It’s difficult. Although I support the aims, objectives, and ideals of the IndieWeb, I can’t help but think it’s looking backwards instead of forwards. I’m hoping that newer approaches such as federated social networks, distributed ledgers and databases, and regulation such as GDPR have some impact.

Source: iA

A useful IndieWeb primer

I’ve followed the IndieWeb movement since its inception, but it’s always seemed a bit niche. I love (and use) the POSSE model, for example, but expecting everyone to have domain of their own stacked with open source software seems a bit utopian right now.

I was surprised and delighted, therefore, to see a post on the GoDaddy blog extolling the virtues of the IndieWeb for business owners. The author explains that the IndieWeb movement was born of frustration:

Frustration from software developers who like the idea of social media, but who do not want to hand over their content to some big, unaccountable internet company that unilaterally decides who gets to see what.

Frustration from writers and content creators who do not want a third party between them and the people they want to reach.

Frustration from researchers and journalists who need a way to get their message out without depending on the whim of a big company that monitors, and sometimes censors, what they have to say.

He does a great job of explaining, with an appropriate level of technical detail, how to get started. The thing I’d really like to see in particular is people publishing details of events at a public URL instead of (just) on Facebook:

Importantly, with IndieAuth, you can log into third-party websites using your own domain name. And your visitors can log into your website with their domain name. Or, if you organize events, you can post your event announcement right on your website, and have attendees RSVP either from their own IndieWeb sites, or natively on a social site.

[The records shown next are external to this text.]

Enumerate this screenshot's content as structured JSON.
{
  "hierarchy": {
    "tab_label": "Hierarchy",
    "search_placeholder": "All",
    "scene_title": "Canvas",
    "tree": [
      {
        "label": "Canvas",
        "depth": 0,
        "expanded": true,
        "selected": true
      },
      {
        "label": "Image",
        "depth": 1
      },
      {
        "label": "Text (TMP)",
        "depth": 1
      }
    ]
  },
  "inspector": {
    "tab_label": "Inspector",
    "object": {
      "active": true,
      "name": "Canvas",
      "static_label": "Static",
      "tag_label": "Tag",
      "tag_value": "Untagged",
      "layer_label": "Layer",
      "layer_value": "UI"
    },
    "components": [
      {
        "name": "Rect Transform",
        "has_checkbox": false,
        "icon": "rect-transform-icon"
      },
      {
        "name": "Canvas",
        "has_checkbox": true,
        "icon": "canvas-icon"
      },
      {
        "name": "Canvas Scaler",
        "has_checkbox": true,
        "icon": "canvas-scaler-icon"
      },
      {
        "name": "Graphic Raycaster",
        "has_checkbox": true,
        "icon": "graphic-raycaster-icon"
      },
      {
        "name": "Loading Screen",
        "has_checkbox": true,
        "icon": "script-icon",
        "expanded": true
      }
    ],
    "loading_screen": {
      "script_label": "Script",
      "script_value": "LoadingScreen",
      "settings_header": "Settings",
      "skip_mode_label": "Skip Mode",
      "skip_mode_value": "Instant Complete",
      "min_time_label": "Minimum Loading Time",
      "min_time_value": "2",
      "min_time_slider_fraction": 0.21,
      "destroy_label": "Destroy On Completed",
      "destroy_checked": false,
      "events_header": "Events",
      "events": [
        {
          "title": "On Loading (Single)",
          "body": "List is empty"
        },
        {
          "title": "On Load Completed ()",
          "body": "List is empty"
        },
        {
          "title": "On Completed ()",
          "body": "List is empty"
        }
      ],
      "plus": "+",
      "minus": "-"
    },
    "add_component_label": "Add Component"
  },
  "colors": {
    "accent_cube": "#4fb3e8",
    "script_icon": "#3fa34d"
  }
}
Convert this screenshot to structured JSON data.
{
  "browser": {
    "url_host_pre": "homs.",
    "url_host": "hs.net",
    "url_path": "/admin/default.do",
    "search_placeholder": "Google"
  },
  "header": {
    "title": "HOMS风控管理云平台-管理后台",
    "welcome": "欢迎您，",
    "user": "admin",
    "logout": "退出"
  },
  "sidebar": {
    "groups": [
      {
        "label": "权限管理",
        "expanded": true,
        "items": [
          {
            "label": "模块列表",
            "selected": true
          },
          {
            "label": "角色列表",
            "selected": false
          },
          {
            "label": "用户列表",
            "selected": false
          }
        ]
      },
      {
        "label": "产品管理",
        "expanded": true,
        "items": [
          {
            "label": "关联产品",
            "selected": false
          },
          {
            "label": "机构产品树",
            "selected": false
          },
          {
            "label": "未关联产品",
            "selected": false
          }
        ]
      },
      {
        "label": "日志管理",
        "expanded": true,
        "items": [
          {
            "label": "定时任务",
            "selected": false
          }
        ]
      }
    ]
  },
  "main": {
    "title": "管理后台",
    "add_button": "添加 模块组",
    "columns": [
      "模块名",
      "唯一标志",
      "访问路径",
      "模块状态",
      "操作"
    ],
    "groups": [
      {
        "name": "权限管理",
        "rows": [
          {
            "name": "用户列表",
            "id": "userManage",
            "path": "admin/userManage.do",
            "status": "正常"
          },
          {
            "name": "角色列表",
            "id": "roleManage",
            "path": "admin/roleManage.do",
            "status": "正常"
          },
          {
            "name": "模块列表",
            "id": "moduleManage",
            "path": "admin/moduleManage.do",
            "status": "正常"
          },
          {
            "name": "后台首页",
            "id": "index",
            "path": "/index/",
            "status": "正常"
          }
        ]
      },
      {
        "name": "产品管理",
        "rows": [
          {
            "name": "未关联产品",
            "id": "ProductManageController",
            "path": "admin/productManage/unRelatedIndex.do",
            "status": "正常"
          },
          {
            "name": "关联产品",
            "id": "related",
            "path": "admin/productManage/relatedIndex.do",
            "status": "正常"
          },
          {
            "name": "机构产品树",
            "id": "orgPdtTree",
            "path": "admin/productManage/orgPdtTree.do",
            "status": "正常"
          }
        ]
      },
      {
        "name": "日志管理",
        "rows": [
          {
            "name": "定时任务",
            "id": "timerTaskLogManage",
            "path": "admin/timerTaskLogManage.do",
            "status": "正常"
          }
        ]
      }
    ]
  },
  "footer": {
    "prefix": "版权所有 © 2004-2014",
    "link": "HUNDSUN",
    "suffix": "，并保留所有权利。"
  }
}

A recommended read. I’ll be pointing people to this in future!

Source: GoDaddy